EXERCISE DETAILS:
Each line of the data must be given back verbatim, with pictures removed.

>>>>

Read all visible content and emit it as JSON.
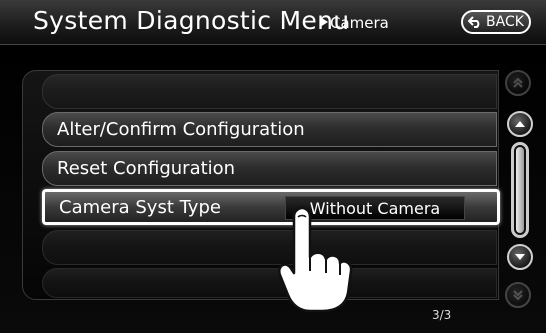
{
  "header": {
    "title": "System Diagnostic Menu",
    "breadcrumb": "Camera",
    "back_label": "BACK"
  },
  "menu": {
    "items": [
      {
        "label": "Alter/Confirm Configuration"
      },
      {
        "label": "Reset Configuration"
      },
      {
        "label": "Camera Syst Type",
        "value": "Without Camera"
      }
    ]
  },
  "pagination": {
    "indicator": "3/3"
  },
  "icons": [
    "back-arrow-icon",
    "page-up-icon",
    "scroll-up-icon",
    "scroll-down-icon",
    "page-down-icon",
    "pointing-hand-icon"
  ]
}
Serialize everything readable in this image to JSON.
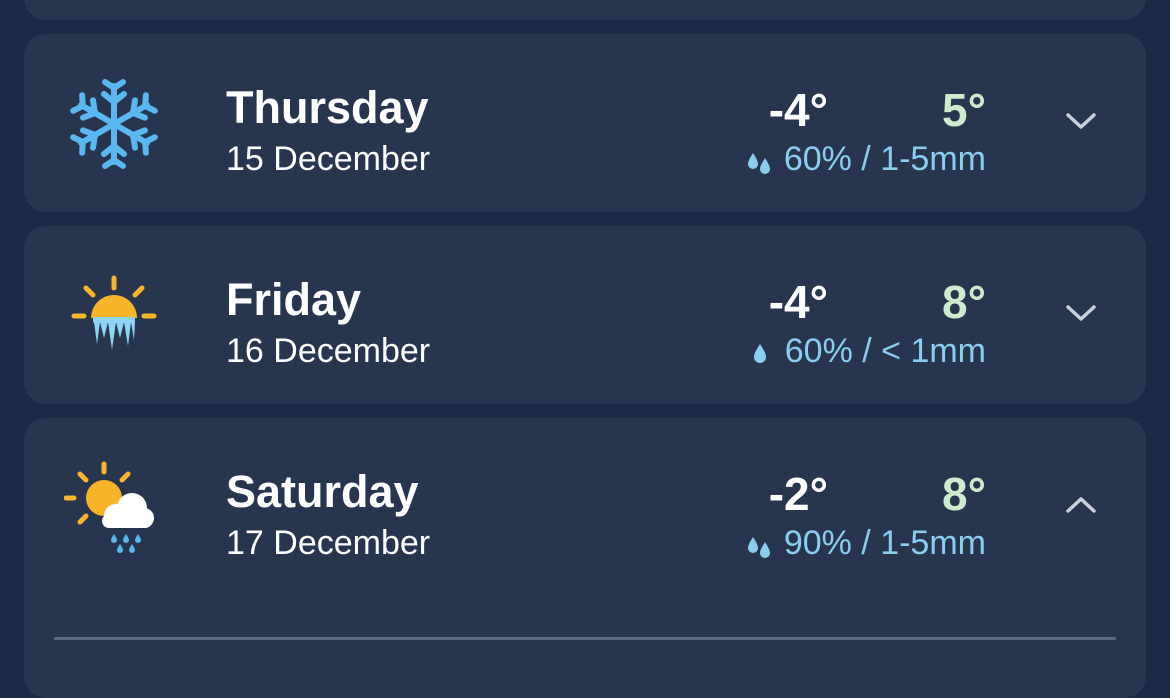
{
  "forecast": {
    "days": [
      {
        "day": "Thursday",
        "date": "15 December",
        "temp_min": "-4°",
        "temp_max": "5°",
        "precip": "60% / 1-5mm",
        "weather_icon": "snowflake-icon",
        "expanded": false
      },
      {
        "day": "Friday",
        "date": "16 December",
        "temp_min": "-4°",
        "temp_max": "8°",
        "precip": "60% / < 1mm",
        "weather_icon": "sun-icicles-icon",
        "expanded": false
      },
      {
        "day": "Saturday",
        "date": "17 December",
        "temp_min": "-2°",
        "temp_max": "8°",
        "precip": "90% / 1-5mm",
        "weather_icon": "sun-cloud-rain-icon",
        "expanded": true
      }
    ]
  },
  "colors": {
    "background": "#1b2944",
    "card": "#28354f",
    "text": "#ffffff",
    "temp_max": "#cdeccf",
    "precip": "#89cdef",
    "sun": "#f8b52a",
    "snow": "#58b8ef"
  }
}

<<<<

EXERCISE OUTPUT:
Read all visible content and emit it as JSON.
{
  "header": {
    "title": "System Diagnostic Menu",
    "breadcrumb": "Camera",
    "back_label": "BACK"
  },
  "menu": {
    "items": [
      {
        "label": "Alter/Confirm Configuration"
      },
      {
        "label": "Reset Configuration"
      },
      {
        "label": "Camera Syst Type",
        "value": "Without Camera"
      }
    ]
  },
  "pagination": {
    "indicator": "3/3"
  },
  "icons": [
    "back-arrow-icon",
    "page-up-icon",
    "scroll-up-icon",
    "scroll-down-icon",
    "page-down-icon",
    "pointing-hand-icon"
  ]
}
Serialize everything readable in this image to JSON.
{
  "forecast": {
    "days": [
      {
        "day": "Thursday",
        "date": "15 December",
        "temp_min": "-4°",
        "temp_max": "5°",
        "precip": "60% / 1-5mm",
        "weather_icon": "snowflake-icon",
        "expanded": false
      },
      {
        "day": "Friday",
        "date": "16 December",
        "temp_min": "-4°",
        "temp_max": "8°",
        "precip": "60% / < 1mm",
        "weather_icon": "sun-icicles-icon",
        "expanded": false
      },
      {
        "day": "Saturday",
        "date": "17 December",
        "temp_min": "-2°",
        "temp_max": "8°",
        "precip": "90% / 1-5mm",
        "weather_icon": "sun-cloud-rain-icon",
        "expanded": true
      }
    ]
  },
  "colors": {
    "background": "#1b2944",
    "card": "#28354f",
    "text": "#ffffff",
    "temp_max": "#cdeccf",
    "precip": "#89cdef",
    "sun": "#f8b52a",
    "snow": "#58b8ef"
  }
}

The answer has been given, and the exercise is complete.